**Exercise brief:** Every entry below should be written out again exactly.

**Items from an interface collection:**
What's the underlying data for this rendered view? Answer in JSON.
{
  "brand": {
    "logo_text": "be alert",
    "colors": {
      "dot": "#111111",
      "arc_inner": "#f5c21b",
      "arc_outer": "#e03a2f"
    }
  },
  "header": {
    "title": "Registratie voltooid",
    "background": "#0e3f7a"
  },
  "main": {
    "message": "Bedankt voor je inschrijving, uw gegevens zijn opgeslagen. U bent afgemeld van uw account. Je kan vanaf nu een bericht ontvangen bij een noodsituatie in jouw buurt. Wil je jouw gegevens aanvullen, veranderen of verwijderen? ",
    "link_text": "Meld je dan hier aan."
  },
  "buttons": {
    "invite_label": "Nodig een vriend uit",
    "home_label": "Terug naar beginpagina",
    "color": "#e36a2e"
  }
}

**Output below:**
What's the underlying data for this rendered view? Answer in JSON.
{
  "brand": {
    "logo_text": "be alert",
    "colors": {
      "dot": "#111111",
      "arc_inner": "#f5c21b",
      "arc_outer": "#e03a2f"
    }
  },
  "header": {
    "title": "Registratie voltooid",
    "background": "#0e3f7a"
  },
  "main": {
    "message": "Bedankt voor je inschrijving, uw gegevens zijn opgeslagen. U bent afgemeld van uw account. Je kan vanaf nu een bericht ontvangen bij een noodsituatie in jouw buurt. Wil je jouw gegevens aanvullen, veranderen of verwijderen? ",
    "link_text": "Meld je dan hier aan."
  },
  "buttons": {
    "invite_label": "Nodig een vriend uit",
    "home_label": "Terug naar beginpagina",
    "color": "#e36a2e"
  }
}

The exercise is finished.